What is expected:
Apart from any images, the entries are to be output exactly.
Exercise material Start Marker
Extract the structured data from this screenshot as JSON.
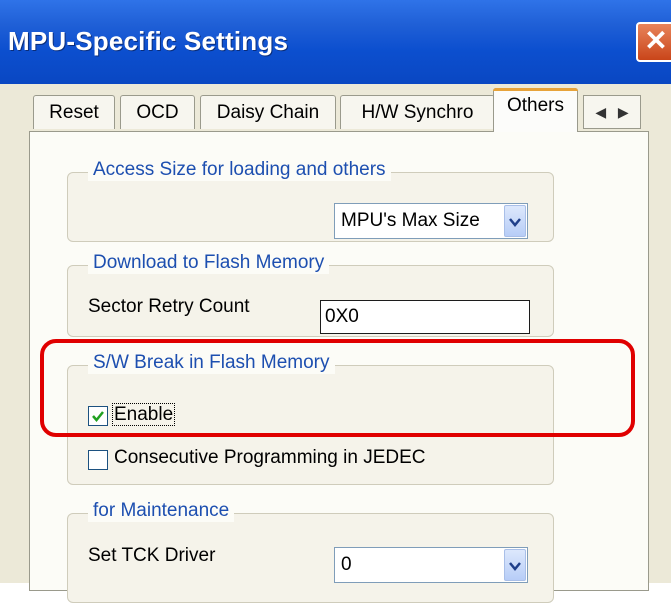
{
  "window": {
    "title": "MPU-Specific Settings",
    "close_icon": "close-icon"
  },
  "tabs": [
    {
      "label": "Reset"
    },
    {
      "label": "OCD"
    },
    {
      "label": "Daisy Chain"
    },
    {
      "label": "H/W Synchro"
    },
    {
      "label": "Others",
      "active": true
    }
  ],
  "tab_scroll": {
    "left": "◀",
    "right": "▶"
  },
  "access_size": {
    "legend": "Access Size for loading and others",
    "selected": "MPU's Max Size"
  },
  "flash_download": {
    "legend": "Download to Flash Memory",
    "retry_label": "Sector Retry Count",
    "retry_value": "0X0"
  },
  "sw_break": {
    "legend": "S/W Break in Flash Memory",
    "enable_label": "Enable",
    "enable_checked": true,
    "consecutive_label": "Consecutive Programming in JEDEC",
    "consecutive_checked": false
  },
  "maintenance": {
    "legend": "for Maintenance",
    "tck_label": "Set TCK Driver",
    "tck_value": "0"
  },
  "colors": {
    "titlebar": "#0c4fcf",
    "legend_text": "#1d4fb0",
    "highlight": "#e00000",
    "active_tab_accent": "#e7a33a"
  }
}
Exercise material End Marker
Solution for this exercise:
Extract the structured data from this screenshot as JSON.
{
  "window": {
    "title": "MPU-Specific Settings",
    "close_icon": "close-icon"
  },
  "tabs": [
    {
      "label": "Reset"
    },
    {
      "label": "OCD"
    },
    {
      "label": "Daisy Chain"
    },
    {
      "label": "H/W Synchro"
    },
    {
      "label": "Others",
      "active": true
    }
  ],
  "tab_scroll": {
    "left": "◀",
    "right": "▶"
  },
  "access_size": {
    "legend": "Access Size for loading and others",
    "selected": "MPU's Max Size"
  },
  "flash_download": {
    "legend": "Download to Flash Memory",
    "retry_label": "Sector Retry Count",
    "retry_value": "0X0"
  },
  "sw_break": {
    "legend": "S/W Break in Flash Memory",
    "enable_label": "Enable",
    "enable_checked": true,
    "consecutive_label": "Consecutive Programming in JEDEC",
    "consecutive_checked": false
  },
  "maintenance": {
    "legend": "for Maintenance",
    "tck_label": "Set TCK Driver",
    "tck_value": "0"
  },
  "colors": {
    "titlebar": "#0c4fcf",
    "legend_text": "#1d4fb0",
    "highlight": "#e00000",
    "active_tab_accent": "#e7a33a"
  }
}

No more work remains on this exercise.